Table of Contents
Contents: Thinking about law thinking about religion; Religious interests in international and domestic laws; The state and the individual; The state and the religious organisation; Conclusions; Further reading; Bibliography; Index.
Peter W. Edge is Reader in Law and Religion at Oxford Brookes University, UK.

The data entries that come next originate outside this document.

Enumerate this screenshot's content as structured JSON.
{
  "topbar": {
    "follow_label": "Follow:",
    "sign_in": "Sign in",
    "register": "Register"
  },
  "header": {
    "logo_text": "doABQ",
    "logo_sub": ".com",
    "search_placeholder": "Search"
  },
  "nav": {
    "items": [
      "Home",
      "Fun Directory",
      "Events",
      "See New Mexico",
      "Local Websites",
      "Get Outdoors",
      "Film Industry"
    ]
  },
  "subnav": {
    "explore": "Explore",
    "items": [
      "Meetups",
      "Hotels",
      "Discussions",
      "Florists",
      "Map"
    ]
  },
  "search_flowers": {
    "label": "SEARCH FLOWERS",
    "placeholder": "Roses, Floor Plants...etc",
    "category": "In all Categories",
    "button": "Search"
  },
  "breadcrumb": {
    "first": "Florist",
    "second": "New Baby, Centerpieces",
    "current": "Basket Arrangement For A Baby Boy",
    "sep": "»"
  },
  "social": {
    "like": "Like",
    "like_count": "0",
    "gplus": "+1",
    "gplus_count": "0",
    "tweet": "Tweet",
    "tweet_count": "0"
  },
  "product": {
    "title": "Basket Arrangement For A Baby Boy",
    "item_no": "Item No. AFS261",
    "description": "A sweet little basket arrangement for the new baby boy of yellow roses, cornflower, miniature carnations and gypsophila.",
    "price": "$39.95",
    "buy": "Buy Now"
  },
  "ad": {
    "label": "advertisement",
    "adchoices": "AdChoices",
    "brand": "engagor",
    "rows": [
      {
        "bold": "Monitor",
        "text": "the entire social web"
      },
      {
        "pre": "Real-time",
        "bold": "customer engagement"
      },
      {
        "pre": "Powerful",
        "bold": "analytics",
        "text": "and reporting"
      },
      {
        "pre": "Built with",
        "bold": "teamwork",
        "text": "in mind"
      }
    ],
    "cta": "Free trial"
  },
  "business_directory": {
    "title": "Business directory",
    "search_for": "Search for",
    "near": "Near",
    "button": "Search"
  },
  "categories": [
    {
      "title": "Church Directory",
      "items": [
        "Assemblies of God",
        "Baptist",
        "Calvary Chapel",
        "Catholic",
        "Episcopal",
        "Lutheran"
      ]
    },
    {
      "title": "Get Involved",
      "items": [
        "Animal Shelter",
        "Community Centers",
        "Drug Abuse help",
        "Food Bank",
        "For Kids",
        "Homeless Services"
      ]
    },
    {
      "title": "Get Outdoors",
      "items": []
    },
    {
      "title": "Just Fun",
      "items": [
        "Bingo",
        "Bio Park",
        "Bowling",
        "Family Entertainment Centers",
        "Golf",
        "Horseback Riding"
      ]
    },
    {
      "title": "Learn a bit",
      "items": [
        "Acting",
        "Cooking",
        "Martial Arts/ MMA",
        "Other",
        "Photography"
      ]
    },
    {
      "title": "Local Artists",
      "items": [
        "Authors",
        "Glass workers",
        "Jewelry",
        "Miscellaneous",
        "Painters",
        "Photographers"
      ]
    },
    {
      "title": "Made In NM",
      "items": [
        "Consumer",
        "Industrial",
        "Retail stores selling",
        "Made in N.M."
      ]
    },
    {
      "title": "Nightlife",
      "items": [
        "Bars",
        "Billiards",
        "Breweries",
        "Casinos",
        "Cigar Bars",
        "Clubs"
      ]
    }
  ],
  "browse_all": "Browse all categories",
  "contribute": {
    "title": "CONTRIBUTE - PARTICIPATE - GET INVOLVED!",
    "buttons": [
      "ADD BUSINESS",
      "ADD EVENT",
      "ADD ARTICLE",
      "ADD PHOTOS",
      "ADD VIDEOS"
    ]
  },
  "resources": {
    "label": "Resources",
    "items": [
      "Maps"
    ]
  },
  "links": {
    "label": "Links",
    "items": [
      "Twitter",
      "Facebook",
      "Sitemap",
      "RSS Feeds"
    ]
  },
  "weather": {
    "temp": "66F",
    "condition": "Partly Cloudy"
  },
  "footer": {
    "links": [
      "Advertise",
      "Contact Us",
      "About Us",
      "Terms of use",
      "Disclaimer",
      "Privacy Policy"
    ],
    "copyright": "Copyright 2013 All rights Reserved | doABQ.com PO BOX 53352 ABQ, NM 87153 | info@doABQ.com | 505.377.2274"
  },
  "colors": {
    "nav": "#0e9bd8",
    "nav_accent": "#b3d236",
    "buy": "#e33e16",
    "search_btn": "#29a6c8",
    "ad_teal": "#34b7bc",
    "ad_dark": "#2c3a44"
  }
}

'Complex ideas are made readily intelligible... The intended readership of this work is unlikely to be disappointed. It is informative and well researched. The style is lively and unstuffy. It raises difficult questions, and avoids oversimplification... it is provocative and challenging. It fills a gap in the market for a work that provides a critical description of the landscape in which religion and law seek peaceably to co-exist.' Church Times '...a very useful introduction to the relationship of law and religion. ... aims at a nonlegal reader, including students, but offers much of use to those who are legally trained as well. ... a thoughtful analysis of why law is important to religion... He develops a taxonomy of religious interests that scholars will find useful. ... For scholars and others interested in this arena of study, the volume will be a welcome addition to available resources. The volume has a useful list of recommended readings and a substantial bibliography of other sources.' Journal for the Scientific Study of Religion '... very accessibly written (a precious and rare quality which cannot be overestimated among legal scholars) and - probably its strongest point - loaded with a wide and representative selection of legal cases and pivotal decisions which take account of religious plurality.' Marburg Journal of Religion 'It is a readable and useful introduction to the subject... this book is a useful part of a student's library.' Theological Book Review ’...this book is a valuable, well-researched, and wide-ranging contribution to our understanding of the relationship between religion and law in contemporary Western societies... Edge has begun an important line of inquiry from which scholars of a number of fields, including law, political science, history, and religion, can benefit.' Law and Politics Book Review ’Peter Hedge has written a detailed and informative book on the interface between religion and law. It is full of int